Since my background is in programming, and I started my stint in UX by working on the client side, I never really worked closely with a creative director or branding team until I moved to NYC. When I moved to NY I found myself working a great deal within agencies or with people that came from agency backgrounds. The model was set up such that the “creative” (usually visual design) reigned supreme and everything had to be passed through a creative director for approval. Each bit of functionality and development had to reflect the brand correctly. Ok, that made sense, however what threw me off was that the brand and the experience were usually thought of as separate. Also, The Brand came first in the process, and was more important, even if portraying it disrupted the experience.

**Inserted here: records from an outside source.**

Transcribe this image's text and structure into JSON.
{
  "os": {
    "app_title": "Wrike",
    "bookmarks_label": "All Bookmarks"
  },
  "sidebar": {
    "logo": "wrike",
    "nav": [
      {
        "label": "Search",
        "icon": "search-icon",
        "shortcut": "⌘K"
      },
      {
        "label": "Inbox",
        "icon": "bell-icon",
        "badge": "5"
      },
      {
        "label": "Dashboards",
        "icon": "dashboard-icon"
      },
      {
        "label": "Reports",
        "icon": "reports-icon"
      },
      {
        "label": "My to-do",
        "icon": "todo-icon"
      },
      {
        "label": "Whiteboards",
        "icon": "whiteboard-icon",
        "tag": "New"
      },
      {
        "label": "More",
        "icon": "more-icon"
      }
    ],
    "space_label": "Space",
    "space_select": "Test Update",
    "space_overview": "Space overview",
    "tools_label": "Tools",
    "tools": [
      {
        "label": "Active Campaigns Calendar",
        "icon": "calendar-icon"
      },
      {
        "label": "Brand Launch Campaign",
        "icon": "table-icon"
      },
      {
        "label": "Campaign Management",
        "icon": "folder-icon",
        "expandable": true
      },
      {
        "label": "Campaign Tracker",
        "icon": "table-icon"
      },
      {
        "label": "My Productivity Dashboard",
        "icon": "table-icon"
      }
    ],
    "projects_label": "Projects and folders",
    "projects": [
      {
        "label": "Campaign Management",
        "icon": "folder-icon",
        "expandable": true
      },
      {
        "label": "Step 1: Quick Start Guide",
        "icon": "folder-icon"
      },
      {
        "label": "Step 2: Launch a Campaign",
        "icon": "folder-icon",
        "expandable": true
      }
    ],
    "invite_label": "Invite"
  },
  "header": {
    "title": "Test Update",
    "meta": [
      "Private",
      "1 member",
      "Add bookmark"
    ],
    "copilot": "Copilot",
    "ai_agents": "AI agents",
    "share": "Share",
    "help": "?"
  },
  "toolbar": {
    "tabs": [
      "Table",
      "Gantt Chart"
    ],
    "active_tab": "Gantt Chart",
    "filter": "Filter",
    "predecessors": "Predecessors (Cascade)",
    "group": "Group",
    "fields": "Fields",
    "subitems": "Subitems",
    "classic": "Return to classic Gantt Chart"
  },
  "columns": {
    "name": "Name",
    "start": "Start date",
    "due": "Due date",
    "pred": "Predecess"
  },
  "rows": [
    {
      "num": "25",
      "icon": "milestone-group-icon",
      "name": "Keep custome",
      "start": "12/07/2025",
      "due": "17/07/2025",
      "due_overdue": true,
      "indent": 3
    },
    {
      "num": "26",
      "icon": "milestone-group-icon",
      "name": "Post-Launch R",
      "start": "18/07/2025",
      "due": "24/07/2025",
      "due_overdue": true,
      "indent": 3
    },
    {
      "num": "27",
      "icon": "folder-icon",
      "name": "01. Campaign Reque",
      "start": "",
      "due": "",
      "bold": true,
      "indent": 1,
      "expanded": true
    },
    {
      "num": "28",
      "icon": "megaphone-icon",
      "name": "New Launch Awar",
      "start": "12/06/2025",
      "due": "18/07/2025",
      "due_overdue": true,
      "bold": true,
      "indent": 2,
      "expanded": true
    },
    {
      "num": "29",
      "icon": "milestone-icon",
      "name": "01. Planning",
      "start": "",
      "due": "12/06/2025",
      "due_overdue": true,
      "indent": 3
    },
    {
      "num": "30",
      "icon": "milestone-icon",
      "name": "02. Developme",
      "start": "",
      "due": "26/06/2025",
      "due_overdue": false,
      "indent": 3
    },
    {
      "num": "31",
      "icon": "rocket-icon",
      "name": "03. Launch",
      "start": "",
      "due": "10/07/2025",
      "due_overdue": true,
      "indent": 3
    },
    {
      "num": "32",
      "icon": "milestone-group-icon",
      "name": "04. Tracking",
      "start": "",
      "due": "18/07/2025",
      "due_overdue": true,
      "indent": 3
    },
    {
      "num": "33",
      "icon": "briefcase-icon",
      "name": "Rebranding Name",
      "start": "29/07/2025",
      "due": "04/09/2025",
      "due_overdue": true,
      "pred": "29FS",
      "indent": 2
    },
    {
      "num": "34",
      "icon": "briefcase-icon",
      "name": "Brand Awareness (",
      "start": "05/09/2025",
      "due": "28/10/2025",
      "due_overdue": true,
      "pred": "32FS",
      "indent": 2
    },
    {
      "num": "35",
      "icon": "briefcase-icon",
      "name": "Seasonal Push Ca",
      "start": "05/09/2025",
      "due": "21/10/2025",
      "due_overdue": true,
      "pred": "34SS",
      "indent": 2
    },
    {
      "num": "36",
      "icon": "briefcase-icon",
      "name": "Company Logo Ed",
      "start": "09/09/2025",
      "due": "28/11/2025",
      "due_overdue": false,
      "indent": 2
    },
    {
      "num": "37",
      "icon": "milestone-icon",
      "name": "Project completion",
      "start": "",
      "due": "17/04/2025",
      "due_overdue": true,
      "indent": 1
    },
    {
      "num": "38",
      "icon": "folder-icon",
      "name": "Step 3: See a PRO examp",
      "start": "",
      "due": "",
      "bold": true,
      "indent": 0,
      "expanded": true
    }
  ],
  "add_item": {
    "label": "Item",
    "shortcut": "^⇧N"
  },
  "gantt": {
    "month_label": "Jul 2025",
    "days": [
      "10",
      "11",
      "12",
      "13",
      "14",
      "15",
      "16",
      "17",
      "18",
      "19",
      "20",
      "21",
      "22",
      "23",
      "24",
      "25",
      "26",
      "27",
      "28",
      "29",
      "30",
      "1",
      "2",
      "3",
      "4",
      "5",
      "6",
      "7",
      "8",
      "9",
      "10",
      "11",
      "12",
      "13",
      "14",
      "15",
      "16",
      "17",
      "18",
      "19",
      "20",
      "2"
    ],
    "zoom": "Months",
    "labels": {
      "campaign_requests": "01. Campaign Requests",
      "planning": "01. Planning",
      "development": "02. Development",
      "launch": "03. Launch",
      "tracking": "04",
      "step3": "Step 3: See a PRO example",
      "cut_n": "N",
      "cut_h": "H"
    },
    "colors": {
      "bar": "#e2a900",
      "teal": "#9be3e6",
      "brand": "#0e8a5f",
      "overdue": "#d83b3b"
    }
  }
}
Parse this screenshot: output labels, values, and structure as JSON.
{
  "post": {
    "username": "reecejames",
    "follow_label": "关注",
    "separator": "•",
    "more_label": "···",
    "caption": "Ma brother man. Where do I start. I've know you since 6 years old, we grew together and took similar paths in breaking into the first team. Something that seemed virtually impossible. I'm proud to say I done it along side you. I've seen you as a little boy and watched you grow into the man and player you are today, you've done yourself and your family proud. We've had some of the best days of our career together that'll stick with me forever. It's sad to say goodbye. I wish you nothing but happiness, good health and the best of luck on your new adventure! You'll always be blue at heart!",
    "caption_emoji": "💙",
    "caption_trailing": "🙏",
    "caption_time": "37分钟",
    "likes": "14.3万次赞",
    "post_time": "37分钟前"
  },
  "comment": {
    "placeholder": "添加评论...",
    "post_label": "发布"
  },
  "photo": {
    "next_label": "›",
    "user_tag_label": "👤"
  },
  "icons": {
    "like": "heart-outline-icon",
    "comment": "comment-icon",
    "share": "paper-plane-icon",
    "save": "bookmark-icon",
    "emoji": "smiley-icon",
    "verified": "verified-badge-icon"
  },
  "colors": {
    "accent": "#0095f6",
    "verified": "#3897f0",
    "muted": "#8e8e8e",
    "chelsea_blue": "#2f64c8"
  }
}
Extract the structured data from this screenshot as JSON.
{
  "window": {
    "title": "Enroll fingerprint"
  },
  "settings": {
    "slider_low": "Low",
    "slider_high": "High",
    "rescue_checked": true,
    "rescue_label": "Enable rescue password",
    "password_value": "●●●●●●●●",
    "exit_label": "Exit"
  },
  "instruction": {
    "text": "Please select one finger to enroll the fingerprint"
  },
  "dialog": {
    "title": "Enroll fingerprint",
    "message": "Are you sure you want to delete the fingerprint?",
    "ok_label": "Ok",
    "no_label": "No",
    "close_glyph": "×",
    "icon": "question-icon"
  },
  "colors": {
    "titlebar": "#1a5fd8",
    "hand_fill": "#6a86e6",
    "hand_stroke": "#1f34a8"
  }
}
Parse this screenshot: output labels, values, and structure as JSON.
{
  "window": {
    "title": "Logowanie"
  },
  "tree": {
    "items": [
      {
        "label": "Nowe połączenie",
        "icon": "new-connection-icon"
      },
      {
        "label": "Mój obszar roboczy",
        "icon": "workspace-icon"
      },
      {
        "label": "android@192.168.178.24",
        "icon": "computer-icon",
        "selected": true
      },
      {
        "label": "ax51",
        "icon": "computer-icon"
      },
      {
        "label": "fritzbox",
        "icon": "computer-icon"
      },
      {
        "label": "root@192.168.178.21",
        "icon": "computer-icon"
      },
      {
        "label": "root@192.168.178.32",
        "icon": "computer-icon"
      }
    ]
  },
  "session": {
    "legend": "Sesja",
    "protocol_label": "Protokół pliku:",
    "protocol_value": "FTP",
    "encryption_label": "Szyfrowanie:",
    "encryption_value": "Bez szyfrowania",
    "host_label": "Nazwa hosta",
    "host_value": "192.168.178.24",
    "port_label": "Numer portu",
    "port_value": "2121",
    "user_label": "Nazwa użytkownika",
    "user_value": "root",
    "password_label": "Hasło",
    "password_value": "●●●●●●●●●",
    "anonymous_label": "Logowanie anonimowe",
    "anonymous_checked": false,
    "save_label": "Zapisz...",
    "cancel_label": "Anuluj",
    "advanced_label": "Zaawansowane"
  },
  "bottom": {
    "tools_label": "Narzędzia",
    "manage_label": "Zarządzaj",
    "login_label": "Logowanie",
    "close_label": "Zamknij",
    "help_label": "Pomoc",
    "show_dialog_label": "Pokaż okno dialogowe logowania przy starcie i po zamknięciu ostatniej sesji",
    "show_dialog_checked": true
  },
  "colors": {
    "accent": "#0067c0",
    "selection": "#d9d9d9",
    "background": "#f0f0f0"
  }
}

For instance, I was in a meeting where we were looking at a mobile web application. Because the application would be used on a mobile device, the page weight had to be light for a faster download speed, and contrast had to be taken into account as the user could be using the device inside, outside or anywhere. When I brought up the concerns that I had with a particular design not taking these practices into account, I was told that the look and feel had to be a certain way due to The Brand. I couldn’t help but wonder what people would think of The Brand if they couldn’t use the application (one they would have to pay for). Basically having a bad experience with the application would seem to reflect badly on The Brand itself. Somehow, this connection was not being made on the other end, and this made me feel like I was insane! Was I the only one in the room that saw what would happen if we didn’t update our thinking??
Coincidentally, Joshua Porter recently wrote a great post on the 52 Weeks of UX site that described exactly what I’ve been mulling over. Of course, his description was much more clear and elegant and I encourage you to read through the post: Experience Precedes Branding. The basic premise is that people don’t use products simply because they look good or have a consistent look and feel (although these are important). They use them because they provide a good experience. And the better the experience they provide, the more a user will want to engage with the product. It’s simple really, experience is the brand, brand is the experience. They are tied together into one. In the print days, the user didn’t interact with an ad for a product. They saw a static view that conceptually portrayed the product, what it did, and who it was for. Now that we are in the digital age, the portrayal has become less conceptual and more direct. People are now using our applications, not looking at them to sell the product, they are the product. It’s time for a change in thinking.
I’ll leave you with a question. How do we begin to get our creative counterparts and others, mostly from a print background, to understand this? Is it just a simple case of pushing back, or of getting executive level leadership in place who own the experience? What ideas do you have to help us progress?